Data show 2009 was a record year for lobbying on energy issues. 1747 clients (firms and groups) hired lobbyists to work in the area of energy and nuclear power. This is a stunning 93 percent increase from 2006.
This increase may be stunning, but it isn’t surprising. With literally trillions of dollars put into play by various cap-and-trade bills over the last three years, it would have been surprising if lobbying hadn’t grown by leaps and bounds.
Though initially offered as legislation to fight global-warming, the justifications for cap and trade followed the polls (from global warming to climate change to energy security to economic stimulus to green jobs to who knows what’s next) and the bills’ provisions followed the money. Effectively a huge energy tax, early proposals kept the trillions in new taxes for federal spending. In the end, the only bill to pass either house of Congress, the Waxman-Markey bill, gave virtually all of the revenue away to a grab bag of special interests.

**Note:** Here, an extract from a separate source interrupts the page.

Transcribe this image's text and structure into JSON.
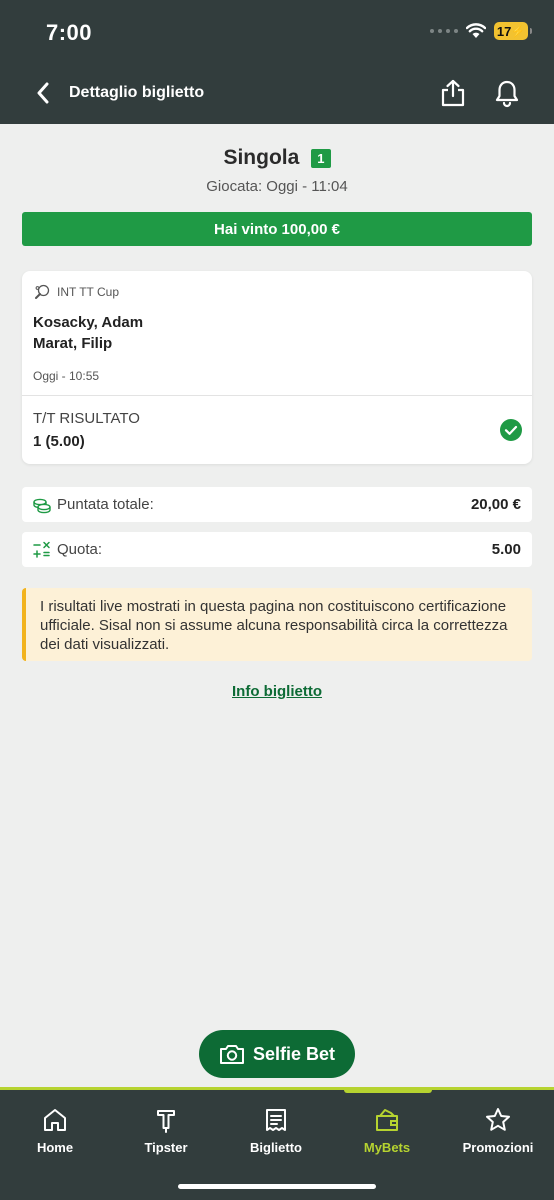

This evolution perfectly fits the theory of Professors Gordon Tullock and Nobel Laureate James Buchanan who developed public choice theory—a sub discipline of economics that investigates the self-interested use of the political process. Public choice theory predicts the regulatory process will be bent toward the goals of private enrichment as politicians and rent-seekers (a term coined by Anne Krueger in her 1974 analysis of this behavior in India and Turkey) do what economists assume all business owners and consumers do—look out for themselves.

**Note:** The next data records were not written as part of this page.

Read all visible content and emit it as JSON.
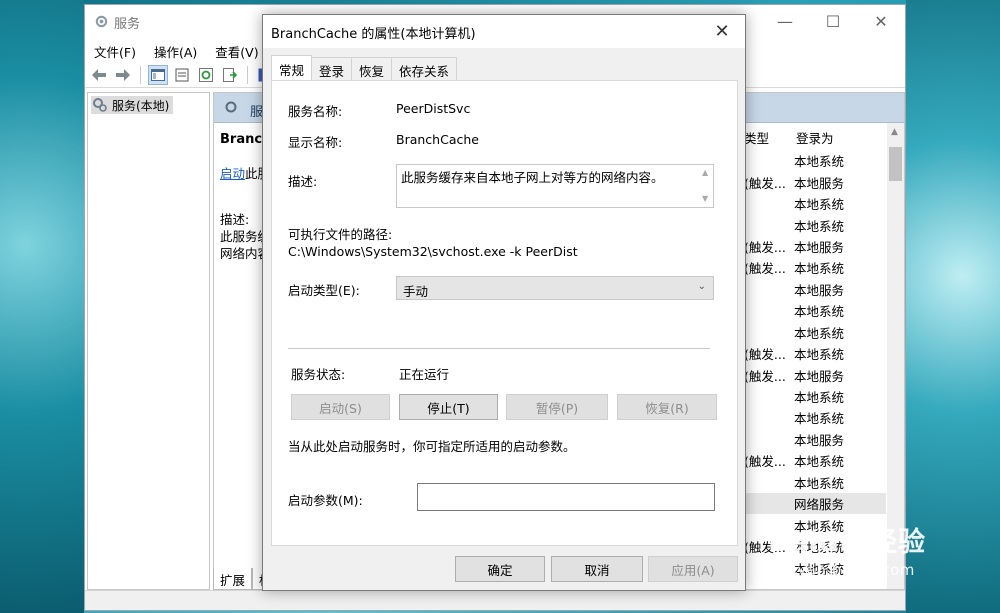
{
  "main_window": {
    "title": "服务",
    "controls": {
      "minimize": "—",
      "maximize": "☐",
      "close": "✕"
    },
    "menu": [
      "文件(F)",
      "操作(A)",
      "查看(V)"
    ],
    "tree": {
      "item": "服务(本地)"
    },
    "right_pane": {
      "header": "服务",
      "selected_name": "Branch",
      "start_link": "启动",
      "start_suffix": "此服",
      "desc_label": "描述:",
      "desc_line1": "此服务缓",
      "desc_line2": "网络内容"
    },
    "columns": {
      "type": "类型",
      "logon": "登录为"
    },
    "rows": [
      {
        "type": "",
        "logon": "本地系统"
      },
      {
        "type": "(触发...",
        "logon": "本地服务"
      },
      {
        "type": "",
        "logon": "本地系统"
      },
      {
        "type": "",
        "logon": "本地系统"
      },
      {
        "type": "(触发...",
        "logon": "本地服务"
      },
      {
        "type": "(触发...",
        "logon": "本地系统"
      },
      {
        "type": "",
        "logon": "本地服务"
      },
      {
        "type": "",
        "logon": "本地系统"
      },
      {
        "type": "",
        "logon": "本地系统"
      },
      {
        "type": "(触发...",
        "logon": "本地系统"
      },
      {
        "type": "(触发...",
        "logon": "本地服务"
      },
      {
        "type": "",
        "logon": "本地系统"
      },
      {
        "type": "",
        "logon": "本地系统"
      },
      {
        "type": "",
        "logon": "本地服务"
      },
      {
        "type": "(触发...",
        "logon": "本地系统"
      },
      {
        "type": "",
        "logon": "本地系统"
      },
      {
        "type": "",
        "logon": "网络服务"
      },
      {
        "type": "",
        "logon": "本地系统"
      },
      {
        "type": "(触发...",
        "logon": "本地系统"
      },
      {
        "type": "",
        "logon": "本地系统"
      }
    ],
    "selected_row_index": 16,
    "bottom_tabs": [
      "扩展",
      "标"
    ]
  },
  "dialog": {
    "title": "BranchCache 的属性(本地计算机)",
    "close": "✕",
    "tabs": [
      "常规",
      "登录",
      "恢复",
      "依存关系"
    ],
    "active_tab": 0,
    "service_name_label": "服务名称:",
    "service_name": "PeerDistSvc",
    "display_name_label": "显示名称:",
    "display_name": "BranchCache",
    "description_label": "描述:",
    "description": "此服务缓存来自本地子网上对等方的网络内容。",
    "path_label": "可执行文件的路径:",
    "path": "C:\\Windows\\System32\\svchost.exe -k PeerDist",
    "startup_type_label": "启动类型(E):",
    "startup_type": "手动",
    "status_label": "服务状态:",
    "status": "正在运行",
    "buttons": {
      "start": "启动(S)",
      "stop": "停止(T)",
      "pause": "暂停(P)",
      "resume": "恢复(R)"
    },
    "hint": "当从此处启动服务时，你可指定所适用的启动参数。",
    "params_label": "启动参数(M):",
    "params_value": "",
    "footer": {
      "ok": "确定",
      "cancel": "取消",
      "apply": "应用(A)"
    }
  },
  "watermark": {
    "main": "Baidu 经验",
    "sub": "jingyan.baidu.com"
  }
}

So legislation and regulations that promise billions in taxes for some energy companies (and their customers) and offer billions in benefits to others will get both sides excited and generate the demand for lobbyists that we have now seen.
For instance, the Climate Action Partnership strongly supports cap-and-trade legislation, especially if its members get big chunks of the tax revenue. Among the founding corporate members, Duke Energy, BP, Honeywell International, NRG Energy, Shell Oil, Dow Chemical, and Alcoa rank in the top 50 most active clients lobbying in the energy area.
As current and proposed policies offer billions in subsidies to both wind and nuclear power, it’s another dog-bites-man story when we find representatives of the wind and nuclear power industries in the top 50 as well. Of course those expecting big losses from the proposed regulations and taxes are lobbying hard to stave them off. So coal and refining interests are also well represented in the top 50.
Stricter rules on lobbying can change the form the lobbying takes (indeed the numbers above only reflect official use of registered lobbyists), but reducing government control of the economy reduces the root cause of the lobbying and is the one solution to controlling the growth of rent-seekers and their mouthpieces on K Street.